As the new year approached, wildfires swept unexpectedly across suburban neighborhoods in Boulder County, Colorado. Nearly 1,000 homes were destroyed in a matter of hours. Climate change disasters are unsettlingly constant now, and as the Boulder fire demonstrated so poignantly, they can occur almost anywhere.
By themselves, climate disasters are worrisome enough, but they occur now amid the ongoing exhaustion of a global health pandemic, which has taken more than 5 million lives globally. Add to the mix festering political discord and simmering racial unrest and the combination is literally combustible. Not surprisingly, there has been widespread alarm about possible mental health costs.
Yet, despite such weighty burdens, the remarkable truth is that most people can manage these combined stresses and strains surprisingly well. In short, people are resilient…READ ON
The Therapeutic Benefits of Reading

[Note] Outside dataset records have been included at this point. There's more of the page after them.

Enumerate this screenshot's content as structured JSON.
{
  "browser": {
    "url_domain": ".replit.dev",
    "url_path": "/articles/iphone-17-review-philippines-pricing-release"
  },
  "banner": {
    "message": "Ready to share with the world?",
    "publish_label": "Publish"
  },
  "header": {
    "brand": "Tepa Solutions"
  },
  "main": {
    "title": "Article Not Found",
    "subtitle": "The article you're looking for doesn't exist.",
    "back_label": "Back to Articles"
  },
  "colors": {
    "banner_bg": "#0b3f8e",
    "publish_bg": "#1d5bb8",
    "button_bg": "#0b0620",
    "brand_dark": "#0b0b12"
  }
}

For many Americans, the uncertainty and boredom of the pandemic were escapable in the pages of a book. In 2021, 75 percent of Americans said they read or started at least one book, with the average person reading 14 books.
The percentage of Americans who said they read in previous year has been consistent since 2011, according to annual surveys by Pew Research. Format preferences, however, have changed, and library closures during the pandemic meant some readers opted for e-books over print. Last year, 30 percent of Americans read an e-book, an increase of 5 percent from the previous year, according to the Pew study.
Regardless of the format, reading remains a major form of entertainment, education and at times an escape from real life. However, scientists have also found that reading benefits the brain in terms of both neurological function and emotional wellness…READ ON